(The problem): In the material below, some lines carry "career". Copy each such line.

(Data under study):
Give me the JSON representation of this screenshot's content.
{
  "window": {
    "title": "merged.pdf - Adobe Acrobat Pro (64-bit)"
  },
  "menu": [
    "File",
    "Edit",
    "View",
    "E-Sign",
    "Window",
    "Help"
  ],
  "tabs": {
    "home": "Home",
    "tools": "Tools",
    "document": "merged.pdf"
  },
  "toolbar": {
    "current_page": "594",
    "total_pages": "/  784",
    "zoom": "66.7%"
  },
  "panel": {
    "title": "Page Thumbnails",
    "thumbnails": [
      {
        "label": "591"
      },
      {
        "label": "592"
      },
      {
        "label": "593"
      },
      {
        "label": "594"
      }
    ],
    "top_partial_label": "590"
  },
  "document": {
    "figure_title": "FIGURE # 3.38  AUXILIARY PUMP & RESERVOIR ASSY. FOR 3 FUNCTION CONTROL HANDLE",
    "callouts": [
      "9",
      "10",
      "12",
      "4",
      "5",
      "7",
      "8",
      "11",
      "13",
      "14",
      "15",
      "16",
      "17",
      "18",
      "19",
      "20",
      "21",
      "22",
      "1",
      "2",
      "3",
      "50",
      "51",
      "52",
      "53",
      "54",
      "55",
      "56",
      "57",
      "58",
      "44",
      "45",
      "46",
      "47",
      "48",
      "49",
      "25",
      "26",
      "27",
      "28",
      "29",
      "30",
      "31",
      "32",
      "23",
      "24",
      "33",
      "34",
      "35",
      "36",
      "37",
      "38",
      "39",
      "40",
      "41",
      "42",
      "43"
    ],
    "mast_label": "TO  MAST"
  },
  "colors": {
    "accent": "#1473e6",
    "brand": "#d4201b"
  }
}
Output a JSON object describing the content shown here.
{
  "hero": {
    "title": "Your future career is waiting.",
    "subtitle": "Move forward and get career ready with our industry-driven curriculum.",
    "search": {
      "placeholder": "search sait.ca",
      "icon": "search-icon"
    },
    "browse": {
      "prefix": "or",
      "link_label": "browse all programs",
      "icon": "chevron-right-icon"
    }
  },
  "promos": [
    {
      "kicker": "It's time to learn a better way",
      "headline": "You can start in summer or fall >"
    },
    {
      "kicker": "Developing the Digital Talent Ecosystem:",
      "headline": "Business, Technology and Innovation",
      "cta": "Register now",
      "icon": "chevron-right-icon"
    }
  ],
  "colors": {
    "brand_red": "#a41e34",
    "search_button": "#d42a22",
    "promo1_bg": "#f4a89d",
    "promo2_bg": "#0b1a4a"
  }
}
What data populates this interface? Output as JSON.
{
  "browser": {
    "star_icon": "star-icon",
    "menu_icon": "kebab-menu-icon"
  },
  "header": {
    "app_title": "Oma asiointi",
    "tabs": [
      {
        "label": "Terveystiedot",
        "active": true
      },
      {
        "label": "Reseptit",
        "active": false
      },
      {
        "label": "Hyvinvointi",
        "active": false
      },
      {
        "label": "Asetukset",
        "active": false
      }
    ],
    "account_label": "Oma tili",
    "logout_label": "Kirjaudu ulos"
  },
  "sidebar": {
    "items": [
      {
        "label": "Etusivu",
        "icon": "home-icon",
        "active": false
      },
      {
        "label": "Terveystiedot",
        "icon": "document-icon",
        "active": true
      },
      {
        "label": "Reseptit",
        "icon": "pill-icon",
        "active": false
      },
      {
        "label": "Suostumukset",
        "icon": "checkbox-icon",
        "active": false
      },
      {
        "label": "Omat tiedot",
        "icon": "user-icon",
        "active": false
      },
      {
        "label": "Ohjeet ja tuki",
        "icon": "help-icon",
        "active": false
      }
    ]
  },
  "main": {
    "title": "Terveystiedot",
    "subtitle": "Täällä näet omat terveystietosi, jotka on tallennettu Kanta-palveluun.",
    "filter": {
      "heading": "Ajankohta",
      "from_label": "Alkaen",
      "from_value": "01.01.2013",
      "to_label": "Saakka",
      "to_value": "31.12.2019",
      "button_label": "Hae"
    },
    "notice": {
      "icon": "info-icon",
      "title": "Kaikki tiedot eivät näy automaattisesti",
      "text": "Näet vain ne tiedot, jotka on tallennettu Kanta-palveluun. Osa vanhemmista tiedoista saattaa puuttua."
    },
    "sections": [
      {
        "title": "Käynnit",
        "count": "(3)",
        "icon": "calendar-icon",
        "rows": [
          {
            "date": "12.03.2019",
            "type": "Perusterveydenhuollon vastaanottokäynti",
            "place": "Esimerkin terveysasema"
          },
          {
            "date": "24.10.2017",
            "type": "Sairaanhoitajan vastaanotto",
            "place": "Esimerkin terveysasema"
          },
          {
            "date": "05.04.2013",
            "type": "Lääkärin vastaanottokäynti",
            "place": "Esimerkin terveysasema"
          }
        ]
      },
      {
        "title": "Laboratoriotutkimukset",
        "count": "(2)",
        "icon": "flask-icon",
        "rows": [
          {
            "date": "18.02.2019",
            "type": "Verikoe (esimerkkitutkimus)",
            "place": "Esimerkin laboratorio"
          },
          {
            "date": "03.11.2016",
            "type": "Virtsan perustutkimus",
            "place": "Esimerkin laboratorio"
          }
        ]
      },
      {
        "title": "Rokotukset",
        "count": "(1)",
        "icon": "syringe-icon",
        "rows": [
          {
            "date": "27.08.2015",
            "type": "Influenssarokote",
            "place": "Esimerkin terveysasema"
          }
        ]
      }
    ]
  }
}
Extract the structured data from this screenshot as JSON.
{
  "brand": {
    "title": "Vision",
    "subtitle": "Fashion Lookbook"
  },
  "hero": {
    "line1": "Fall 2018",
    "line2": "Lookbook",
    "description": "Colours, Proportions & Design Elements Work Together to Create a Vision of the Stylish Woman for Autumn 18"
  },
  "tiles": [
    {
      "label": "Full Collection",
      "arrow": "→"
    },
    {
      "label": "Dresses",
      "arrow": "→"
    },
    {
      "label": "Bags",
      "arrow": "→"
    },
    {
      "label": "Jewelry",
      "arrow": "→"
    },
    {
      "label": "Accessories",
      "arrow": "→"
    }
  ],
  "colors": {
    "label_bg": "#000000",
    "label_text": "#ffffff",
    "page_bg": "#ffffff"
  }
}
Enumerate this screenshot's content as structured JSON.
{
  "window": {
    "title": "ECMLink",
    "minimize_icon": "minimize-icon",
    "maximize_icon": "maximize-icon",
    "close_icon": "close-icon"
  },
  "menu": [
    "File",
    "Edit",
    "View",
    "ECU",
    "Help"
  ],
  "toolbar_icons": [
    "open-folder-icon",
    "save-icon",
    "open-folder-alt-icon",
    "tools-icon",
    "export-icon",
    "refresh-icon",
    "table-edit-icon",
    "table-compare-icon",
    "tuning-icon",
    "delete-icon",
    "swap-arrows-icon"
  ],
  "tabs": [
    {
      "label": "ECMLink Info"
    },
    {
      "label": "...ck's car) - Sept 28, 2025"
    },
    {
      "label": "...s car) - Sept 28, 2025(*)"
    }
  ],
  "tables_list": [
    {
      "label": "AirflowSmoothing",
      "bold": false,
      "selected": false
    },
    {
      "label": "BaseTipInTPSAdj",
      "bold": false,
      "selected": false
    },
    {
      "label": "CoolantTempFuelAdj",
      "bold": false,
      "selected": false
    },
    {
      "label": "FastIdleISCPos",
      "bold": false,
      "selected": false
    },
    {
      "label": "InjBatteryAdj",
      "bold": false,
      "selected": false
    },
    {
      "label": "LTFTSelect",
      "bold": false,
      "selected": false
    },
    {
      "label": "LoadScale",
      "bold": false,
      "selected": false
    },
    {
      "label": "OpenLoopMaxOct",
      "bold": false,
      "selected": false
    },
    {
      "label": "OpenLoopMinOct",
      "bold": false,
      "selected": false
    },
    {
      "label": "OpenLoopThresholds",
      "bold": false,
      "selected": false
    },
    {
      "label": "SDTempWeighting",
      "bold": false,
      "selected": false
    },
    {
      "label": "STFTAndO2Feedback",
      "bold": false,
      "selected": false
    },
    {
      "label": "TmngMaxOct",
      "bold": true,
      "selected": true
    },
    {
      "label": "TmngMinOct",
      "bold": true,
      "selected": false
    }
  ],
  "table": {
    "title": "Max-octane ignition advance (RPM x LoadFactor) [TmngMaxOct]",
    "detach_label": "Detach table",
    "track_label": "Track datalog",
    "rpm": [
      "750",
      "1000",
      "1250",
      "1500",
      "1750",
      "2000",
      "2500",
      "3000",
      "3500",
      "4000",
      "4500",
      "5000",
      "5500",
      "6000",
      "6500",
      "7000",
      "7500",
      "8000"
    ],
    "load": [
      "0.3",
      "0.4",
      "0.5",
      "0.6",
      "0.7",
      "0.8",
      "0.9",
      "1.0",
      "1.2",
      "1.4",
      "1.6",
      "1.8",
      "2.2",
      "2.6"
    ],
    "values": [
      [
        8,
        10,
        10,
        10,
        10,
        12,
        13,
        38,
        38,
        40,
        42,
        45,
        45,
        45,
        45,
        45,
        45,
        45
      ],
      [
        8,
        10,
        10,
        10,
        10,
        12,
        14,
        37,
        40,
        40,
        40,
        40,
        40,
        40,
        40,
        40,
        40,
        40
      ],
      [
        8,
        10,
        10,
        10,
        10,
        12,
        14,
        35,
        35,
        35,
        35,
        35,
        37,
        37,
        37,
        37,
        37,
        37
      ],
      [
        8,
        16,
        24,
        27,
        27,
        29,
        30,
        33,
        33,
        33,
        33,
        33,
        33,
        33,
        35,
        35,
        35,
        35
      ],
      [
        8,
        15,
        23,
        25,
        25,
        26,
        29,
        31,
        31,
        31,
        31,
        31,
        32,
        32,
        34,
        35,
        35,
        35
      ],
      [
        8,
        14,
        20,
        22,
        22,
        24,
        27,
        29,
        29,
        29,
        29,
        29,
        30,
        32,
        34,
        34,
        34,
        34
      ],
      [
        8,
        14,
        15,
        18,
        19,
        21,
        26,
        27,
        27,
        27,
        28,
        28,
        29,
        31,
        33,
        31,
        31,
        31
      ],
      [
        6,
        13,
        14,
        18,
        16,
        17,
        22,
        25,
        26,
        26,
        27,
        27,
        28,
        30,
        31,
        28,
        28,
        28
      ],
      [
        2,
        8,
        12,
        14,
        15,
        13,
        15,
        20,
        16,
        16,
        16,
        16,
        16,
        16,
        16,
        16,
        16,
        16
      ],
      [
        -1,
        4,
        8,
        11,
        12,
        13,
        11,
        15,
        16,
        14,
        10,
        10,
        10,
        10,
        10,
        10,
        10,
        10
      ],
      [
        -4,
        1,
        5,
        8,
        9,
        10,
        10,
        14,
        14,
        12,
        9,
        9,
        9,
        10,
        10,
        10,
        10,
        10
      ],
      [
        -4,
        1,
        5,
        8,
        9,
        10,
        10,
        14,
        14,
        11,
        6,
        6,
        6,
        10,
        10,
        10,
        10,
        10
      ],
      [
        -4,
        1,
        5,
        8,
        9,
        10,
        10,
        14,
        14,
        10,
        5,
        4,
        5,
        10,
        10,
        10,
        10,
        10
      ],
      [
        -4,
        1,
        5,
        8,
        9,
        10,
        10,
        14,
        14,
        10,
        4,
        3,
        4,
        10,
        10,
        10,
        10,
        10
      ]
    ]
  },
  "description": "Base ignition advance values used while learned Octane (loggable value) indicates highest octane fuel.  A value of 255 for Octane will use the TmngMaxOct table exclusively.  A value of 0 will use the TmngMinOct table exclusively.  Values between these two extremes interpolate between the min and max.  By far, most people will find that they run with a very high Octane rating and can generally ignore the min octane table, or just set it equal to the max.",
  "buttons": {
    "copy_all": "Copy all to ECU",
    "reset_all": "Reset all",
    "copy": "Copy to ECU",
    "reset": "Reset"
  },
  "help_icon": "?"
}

(Your response):
    "title": "Your future career is waiting.",
    "subtitle": "Move forward and get career ready with our industry-driven curriculum.",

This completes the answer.